From that Place and Time is the memoir of Lucy S. Dawidowicz, an American-Jewish historian who set out to study Yiddish language and Jewish history at YIVO, the Jewish Scientific Institute in Vilna, Poland, in 1938. Escaping Poland only days before the Nazi onslaught, she worked in the New York YIVO during the war, and returned to Europe from 1946 to 1947 to aid Jewish displaced persons in Munich and Belsen with the American Jewish Joint Distribution Committee. Dawidowicz's memoir not only describes her pre-war year in Jewish Eastern Europe, but also treats the ghostly post-war period, and her role in salvaging what remained of Vilna's scorched Jewish archives and libraries. Nancy Sinkoff's new introduction explores the historical forces, particularly the dynamic world of secular Yiddish culture, which shaped Dawidowicz's decision to journey to Poland and her reassessment of those forces in the last years of her life.
King Solomon S Table by Joan Nathan
Driven by a passion for discovery, the biblical King Solomon is said to have sent emissaries on land and sea to all corners of the ancient world, initiating a mass cross-pollination of culinary cultures that continues to bear fruit today. Nathan gathers together recipes from Israel to Italy to India and beyond. Some are classics, others are contemporary riffs on traditional dishes. Filled with fascinating historical details, personal histories, and delectable recipes, this book showcases the dazzling diversity of a culinary tradition more than three thousand years old.
Olive Trees And Honey by Gil Marks
"A land of wheat and barley, of grape vines and fig trees and pomegranates; a land of olive trees and honey . . . you shall eat and be satisfied."?—Deut. 8:8-10A Celebration of Classic Jewish Vegetarian Cooking from Around the WorldTraditions of Jewish vegetarian cooking span three millennia and the extraordinary geographical breadth of the Jewish diaspora—from Persia to Ethiopia, Romania to France. Acclaimed Judaic cooking expert, chef, and rabbi Gil Marks uncovers this vibrant culinary heritage for home cooks. Olive Trees and Honey is a magnificent treasury shedding light on the truly international palette of Jewish vegetarian cooking, with 300 recipes for soups, salads, grains, pastas, legumes, vegetable stews, egg dishes, savory pastries, and more.From Sephardic Bean Stew (Hamin) to Ashkenazic Mushroom Knishes, Italian Fried Artichokes to Hungarian Asparagus Soup, these dishes are suitable for any occasion on the Jewish calendar—festival and everyday meal alike. Marks's insights into the origins and evolution of the recipes, suggestions for holiday menus from Yom Kippur to Passover, and culture-rich discussion of key ingredients enhance this enchanting portrait of the Jewish diaspora's global legacy of vegetarian cooking.

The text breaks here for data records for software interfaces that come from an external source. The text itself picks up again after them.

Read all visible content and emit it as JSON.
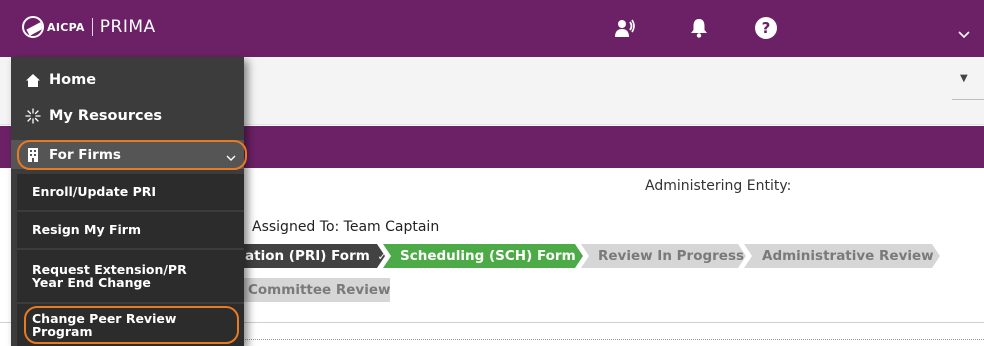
{
  "header": {
    "logo_aicpa": "AICPA",
    "logo_prima": "PRIMA",
    "icons": [
      "users-voice-icon",
      "bell-icon",
      "help-icon",
      "chevron-down-icon"
    ],
    "help_glyph": "?",
    "brand_color": "#6c2167"
  },
  "sidebar": {
    "items": [
      {
        "label": "Home",
        "icon": "home-icon"
      },
      {
        "label": "My Resources",
        "icon": "sparkle-icon"
      },
      {
        "label": "For Firms",
        "icon": "building-icon"
      }
    ],
    "for_firms_sub": [
      {
        "label": "Enroll/Update PRI"
      },
      {
        "label": "Resign My Firm"
      },
      {
        "label": "Request Extension/PR Year End Change"
      },
      {
        "label": "Change Peer Review Program"
      }
    ]
  },
  "subbar": {
    "caret": "▼"
  },
  "main": {
    "colon_fragment": ":",
    "administering_entity_label": "Administering Entity:",
    "assigned_to": "Assigned To: Team Captain",
    "steps": [
      {
        "label": "ation (PRI) Form",
        "status": "completed",
        "check": "✓",
        "color": "#424242"
      },
      {
        "label": "Scheduling (SCH) Form",
        "status": "current",
        "color": "#4cab47"
      },
      {
        "label": "Review In Progress",
        "status": "pending",
        "color": "#d6d6d6"
      },
      {
        "label": "Administrative Review",
        "status": "pending",
        "color": "#d6d6d6"
      },
      {
        "label": "Committee Review",
        "status": "pending",
        "color": "#d6d6d6"
      }
    ]
  },
  "highlight_color": "#e87a22"
}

The Book Of Jewish Food by Claudia Roden
Eight hundred recipes from around the world represent the finest in traditional and contemporary Jewish cookery, featuring dishes from Russia, Syria, India, North and South America, Africa, the Mediterranean, and Israel
Skinny Dips by Diane Morgan
We all love dips—we just hate what they do to our hips. That's why snack lovers everywhere will be drooling over the scrumptious spreads in this collection of low-calorie, low-fat party dips. Featuring healthful, guilt-free twists on all the fun, flavorful classics from dips and spreads to tapenades and salsas—these festive treats are all about healthy indulgences that are heavy on rich, robust flavors. Complete with nutrition facts for each recipe, party planning advice, and do-ahead tips that make preparation a breeze, Skinny Dips makes it a snap to dip and be fit.